Visualizers are a new component of the Visual Studio 2005 debugger user interface. A visualizer creates a dialog box or other interface to display a variable or object in a meaningful way that is appropriate to its data type.

Out of the box there are four standard visualizers :
  • Text Visualizer
  • HTML Visualizer
  • XML Visualizer
  • Dataset Visualizer
The first tree work on string objects while the Dataset Visualizer which works for DataSet, DataView, and DataTable objects.

Visualizers are represented in the debugger by a magnifying glass icon. When you see the magnifying glass icon, you can click on it to select a visualizer appropriate to the data type of the corresponding object.

I included a preview of the HTML Visualizer ...

At TechEd 2005 in Amsterdam, I attended the session What's new in the Visual C# 2005 IDE, given by Juval Lowy. I remembered that he showed us a custom sound visualizer and I was pretty impressed how easy it was to create one on your own for a custom class. So I tried it out tonight ...

I created a class Player with some properties (FirstName, LastName, Image, ...) and for that class I wanted to create a custom Visualizer : PlayerVisualizer (see example below). The custom form (visualizer) displays an image of the player and some other player-information.

While debugging I'm now able to see a custom view of the Player object. No more playing around in the command/immediate window to query for the info you're looking for. Just clicking the magnifying glass to call the custom visualizer. Cool, isn't it?

All I had to do was :
  1. Adding a Debugger Visualizer Template to my project

  2. Creating a custom form to display the info I wanted and how I wanted it.
  3. Adapting the template (Show-method)
    • casting to a Player object
    • passing Player object to custom form
    • show custom form
  4. Adding the DebuggerVisualizerAttribute to tell the debugger about the classes that make up the visualizer
More info on how to do this exactly (code) can be found in this excellent article (Creating a Debugger Visualizer) on the MSDN-website.

Saturday, September 3

New Notebook

I have finally switched to my new computer (Dell Latitude D610 - 1.86 GHz - 2 GB RAM - 60 GB Harddisk). It took me some time to install everything I wanted and to move all my data from my old computer.

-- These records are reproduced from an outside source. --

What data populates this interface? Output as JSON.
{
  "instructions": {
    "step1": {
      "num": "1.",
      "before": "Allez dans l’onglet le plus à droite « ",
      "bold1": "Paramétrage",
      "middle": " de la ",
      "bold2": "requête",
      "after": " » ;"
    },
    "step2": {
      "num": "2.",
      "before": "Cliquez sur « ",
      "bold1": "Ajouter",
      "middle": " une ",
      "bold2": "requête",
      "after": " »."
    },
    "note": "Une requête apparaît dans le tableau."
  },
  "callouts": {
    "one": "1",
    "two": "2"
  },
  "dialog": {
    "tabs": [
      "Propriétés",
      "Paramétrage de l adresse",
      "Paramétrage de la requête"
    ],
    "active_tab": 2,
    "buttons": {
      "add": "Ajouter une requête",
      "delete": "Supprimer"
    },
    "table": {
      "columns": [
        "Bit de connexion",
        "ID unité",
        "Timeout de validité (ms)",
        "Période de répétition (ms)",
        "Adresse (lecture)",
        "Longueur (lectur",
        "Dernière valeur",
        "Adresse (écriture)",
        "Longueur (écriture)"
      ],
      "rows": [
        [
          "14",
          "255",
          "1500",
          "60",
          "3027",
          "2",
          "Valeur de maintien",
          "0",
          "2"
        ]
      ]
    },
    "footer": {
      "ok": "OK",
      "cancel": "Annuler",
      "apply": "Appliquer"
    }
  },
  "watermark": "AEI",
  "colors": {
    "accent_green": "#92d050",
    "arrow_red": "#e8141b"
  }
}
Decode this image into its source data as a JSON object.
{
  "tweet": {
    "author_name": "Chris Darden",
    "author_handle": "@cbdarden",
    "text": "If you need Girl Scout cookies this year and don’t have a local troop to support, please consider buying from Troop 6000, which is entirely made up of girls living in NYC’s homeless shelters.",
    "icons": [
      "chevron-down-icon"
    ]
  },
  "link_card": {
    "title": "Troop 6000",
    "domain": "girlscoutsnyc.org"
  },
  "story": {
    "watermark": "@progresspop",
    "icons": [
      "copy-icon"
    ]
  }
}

Installation Details :
  • Partition 1 [Windows XP Professional]
    • Visual Studio .NET 2003
    • Visual Studio .NET 2005 (beta 2)
    • Visual SourceSafe 2005 (beta 2)
    • SQL Server 2005 (CTP June 2005)
    • Microsoft Virtual PC
    • MSDN Library (April 2005)
    • Microsoft Office 2003
  • Partition 2 [Windows Vista (beta 1)]